- [Your instructions]: Copy each record exactly as it reads, leaving out any pictures it holds.

•••••

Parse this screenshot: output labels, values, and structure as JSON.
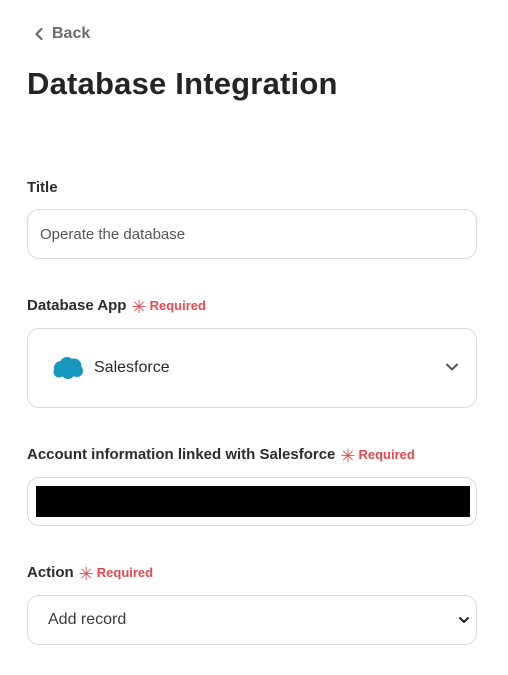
{
  "nav": {
    "back_label": "Back"
  },
  "page": {
    "title": "Database Integration"
  },
  "fields": {
    "title": {
      "label": "Title",
      "value": "Operate the database"
    },
    "database_app": {
      "label": "Database App",
      "required_label": "Required",
      "value": "Salesforce",
      "icon": "salesforce-cloud-icon"
    },
    "account": {
      "label": "Account information linked with Salesforce",
      "required_label": "Required",
      "value_redacted": true
    },
    "action": {
      "label": "Action",
      "required_label": "Required",
      "value": "Add record"
    }
  },
  "colors": {
    "required": "#e5484d",
    "salesforce_blue": "#1798c1",
    "border": "#d9d9d9",
    "text": "#2b2b2b"
  }
}
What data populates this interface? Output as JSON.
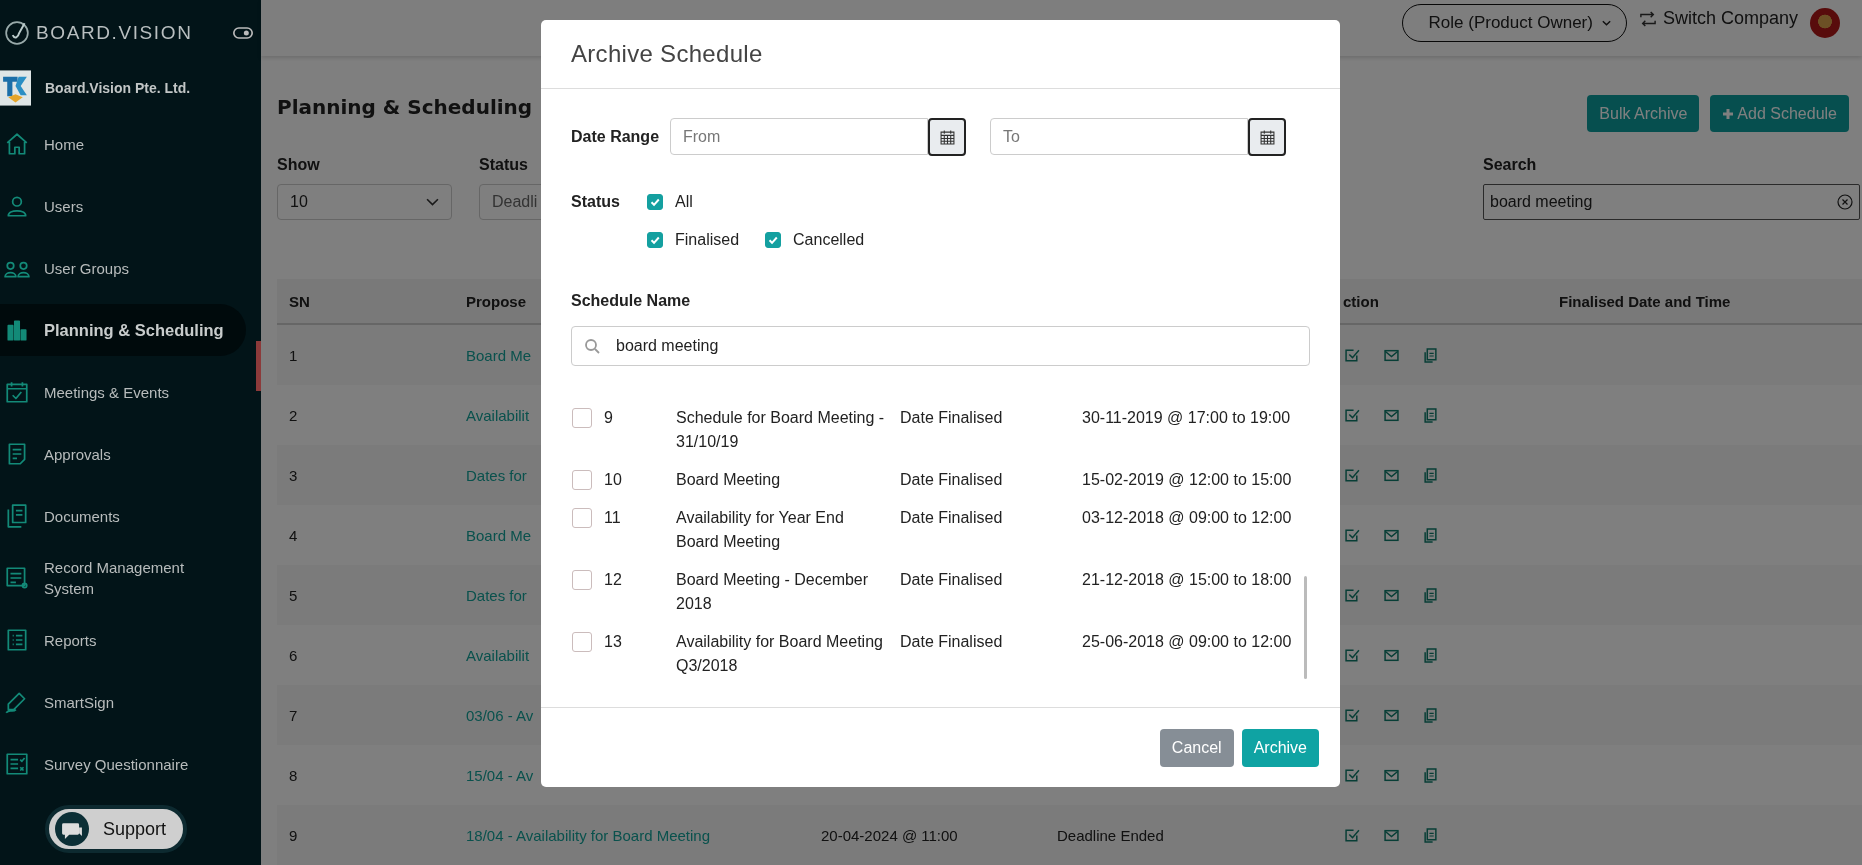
{
  "sidebar": {
    "brand": "BOARD.VISION",
    "company": "Board.Vision Pte. Ltd.",
    "items": [
      {
        "label": "Home",
        "selected": false
      },
      {
        "label": "Users",
        "selected": false
      },
      {
        "label": "User Groups",
        "selected": false
      },
      {
        "label": "Planning & Scheduling",
        "selected": true
      },
      {
        "label": "Meetings & Events",
        "selected": false
      },
      {
        "label": "Approvals",
        "selected": false
      },
      {
        "label": "Documents",
        "selected": false
      },
      {
        "label": "Record Management System",
        "selected": false
      },
      {
        "label": "Reports",
        "selected": false
      },
      {
        "label": "SmartSign",
        "selected": false
      },
      {
        "label": "Survey Questionnaire",
        "selected": false
      }
    ],
    "support": "Support"
  },
  "topbar": {
    "role": "Role (Product Owner)",
    "switch_company": "Switch Company"
  },
  "page": {
    "title": "Planning & Scheduling",
    "buttons": [
      "Bulk Archive",
      "Add Schedule"
    ],
    "show_label": "Show",
    "show_value": "10",
    "status_label": "Status",
    "status_value": "Deadli",
    "search_label": "Search",
    "search_value": "board meeting"
  },
  "table": {
    "columns": [
      "SN",
      "Propose",
      "ction",
      "Finalised Date and Time"
    ],
    "rows": [
      {
        "sn": "1",
        "name": "Board Me"
      },
      {
        "sn": "2",
        "name": "Availabilit"
      },
      {
        "sn": "3",
        "name": "Dates for"
      },
      {
        "sn": "4",
        "name": "Board Me"
      },
      {
        "sn": "5",
        "name": "Dates for"
      },
      {
        "sn": "6",
        "name": "Availabilit"
      },
      {
        "sn": "7",
        "name": "03/06 - Av"
      },
      {
        "sn": "8",
        "name": "15/04 - Av"
      },
      {
        "sn": "9",
        "name": "18/04 - Availability for Board Meeting",
        "date": "20-04-2024 @ 11:00",
        "status": "Deadline Ended"
      }
    ]
  },
  "dialog": {
    "title": "Archive Schedule",
    "date_range_label": "Date Range",
    "from_placeholder": "From",
    "to_placeholder": "To",
    "status_label": "Status",
    "statuses": [
      {
        "label": "All",
        "checked": true
      },
      {
        "label": "Finalised",
        "checked": true
      },
      {
        "label": "Cancelled",
        "checked": true
      }
    ],
    "schedule_name_label": "Schedule Name",
    "search_value": "board meeting",
    "rows": [
      {
        "sn": "9",
        "name": "Schedule for Board Meeting - 31/10/19",
        "status": "Date Finalised",
        "date": "30-11-2019 @ 17:00 to 19:00",
        "checked": false
      },
      {
        "sn": "10",
        "name": "Board Meeting",
        "status": "Date Finalised",
        "date": "15-02-2019 @ 12:00 to 15:00",
        "checked": false
      },
      {
        "sn": "11",
        "name": "Availability for Year End Board Meeting",
        "status": "Date Finalised",
        "date": "03-12-2018 @ 09:00 to 12:00",
        "checked": false
      },
      {
        "sn": "12",
        "name": "Board Meeting - December 2018",
        "status": "Date Finalised",
        "date": "21-12-2018 @ 15:00 to 18:00",
        "checked": false
      },
      {
        "sn": "13",
        "name": "Availability for Board Meeting Q3/2018",
        "status": "Date Finalised",
        "date": "25-06-2018 @ 09:00 to 12:00",
        "checked": false
      }
    ],
    "buttons": [
      "Cancel",
      "Archive"
    ]
  }
}
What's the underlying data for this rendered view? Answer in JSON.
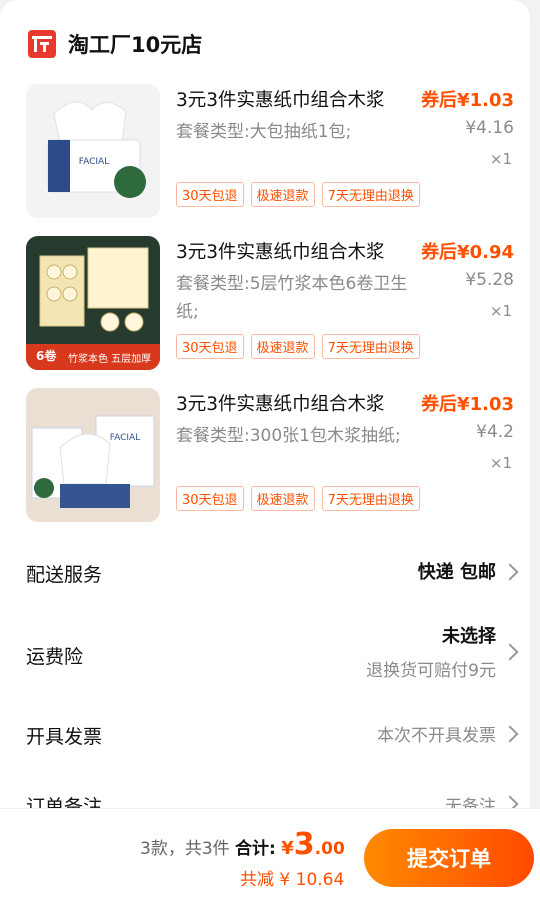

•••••

- [Task answer]:
Parse this screenshot: output labels, values, and structure as JSON.
{
  "nav": {
    "back_label": "Back"
  },
  "page": {
    "title": "Database Integration"
  },
  "fields": {
    "title": {
      "label": "Title",
      "value": "Operate the database"
    },
    "database_app": {
      "label": "Database App",
      "required_label": "Required",
      "value": "Salesforce",
      "icon": "salesforce-cloud-icon"
    },
    "account": {
      "label": "Account information linked with Salesforce",
      "required_label": "Required",
      "value_redacted": true
    },
    "action": {
      "label": "Action",
      "required_label": "Required",
      "value": "Add record"
    }
  },
  "colors": {
    "required": "#e5484d",
    "salesforce_blue": "#1798c1",
    "border": "#d9d9d9",
    "text": "#2b2b2b"
  }
}
What data populates this interface? Output as JSON.
{
  "sidebar": {
    "brand": "BOARD.VISION",
    "company": "Board.Vision Pte. Ltd.",
    "items": [
      {
        "label": "Home",
        "selected": false
      },
      {
        "label": "Users",
        "selected": false
      },
      {
        "label": "User Groups",
        "selected": false
      },
      {
        "label": "Planning & Scheduling",
        "selected": true
      },
      {
        "label": "Meetings & Events",
        "selected": false
      },
      {
        "label": "Approvals",
        "selected": false
      },
      {
        "label": "Documents",
        "selected": false
      },
      {
        "label": "Record Management System",
        "selected": false
      },
      {
        "label": "Reports",
        "selected": false
      },
      {
        "label": "SmartSign",
        "selected": false
      },
      {
        "label": "Survey Questionnaire",
        "selected": false
      }
    ],
    "support": "Support"
  },
  "topbar": {
    "role": "Role (Product Owner)",
    "switch_company": "Switch Company"
  },
  "page": {
    "title": "Planning & Scheduling",
    "buttons": [
      "Bulk Archive",
      "Add Schedule"
    ],
    "show_label": "Show",
    "show_value": "10",
    "status_label": "Status",
    "status_value": "Deadli",
    "search_label": "Search",
    "search_value": "board meeting"
  },
  "table": {
    "columns": [
      "SN",
      "Propose",
      "ction",
      "Finalised Date and Time"
    ],
    "rows": [
      {
        "sn": "1",
        "name": "Board Me"
      },
      {
        "sn": "2",
        "name": "Availabilit"
      },
      {
        "sn": "3",
        "name": "Dates for"
      },
      {
        "sn": "4",
        "name": "Board Me"
      },
      {
        "sn": "5",
        "name": "Dates for"
      },
      {
        "sn": "6",
        "name": "Availabilit"
      },
      {
        "sn": "7",
        "name": "03/06 - Av"
      },
      {
        "sn": "8",
        "name": "15/04 - Av"
      },
      {
        "sn": "9",
        "name": "18/04 - Availability for Board Meeting",
        "date": "20-04-2024 @ 11:00",
        "status": "Deadline Ended"
      }
    ]
  },
  "dialog": {
    "title": "Archive Schedule",
    "date_range_label": "Date Range",
    "from_placeholder": "From",
    "to_placeholder": "To",
    "status_label": "Status",
    "statuses": [
      {
        "label": "All",
        "checked": true
      },
      {
        "label": "Finalised",
        "checked": true
      },
      {
        "label": "Cancelled",
        "checked": true
      }
    ],
    "schedule_name_label": "Schedule Name",
    "search_value": "board meeting",
    "rows": [
      {
        "sn": "9",
        "name": "Schedule for Board Meeting - 31/10/19",
        "status": "Date Finalised",
        "date": "30-11-2019 @ 17:00 to 19:00",
        "checked": false
      },
      {
        "sn": "10",
        "name": "Board Meeting",
        "status": "Date Finalised",
        "date": "15-02-2019 @ 12:00 to 15:00",
        "checked": false
      },
      {
        "sn": "11",
        "name": "Availability for Year End Board Meeting",
        "status": "Date Finalised",
        "date": "03-12-2018 @ 09:00 to 12:00",
        "checked": false
      },
      {
        "sn": "12",
        "name": "Board Meeting - December 2018",
        "status": "Date Finalised",
        "date": "21-12-2018 @ 15:00 to 18:00",
        "checked": false
      },
      {
        "sn": "13",
        "name": "Availability for Board Meeting Q3/2018",
        "status": "Date Finalised",
        "date": "25-06-2018 @ 09:00 to 12:00",
        "checked": false
      }
    ],
    "buttons": [
      "Cancel",
      "Archive"
    ]
  }
}
What's the underlying data for this rendered view? Answer in JSON.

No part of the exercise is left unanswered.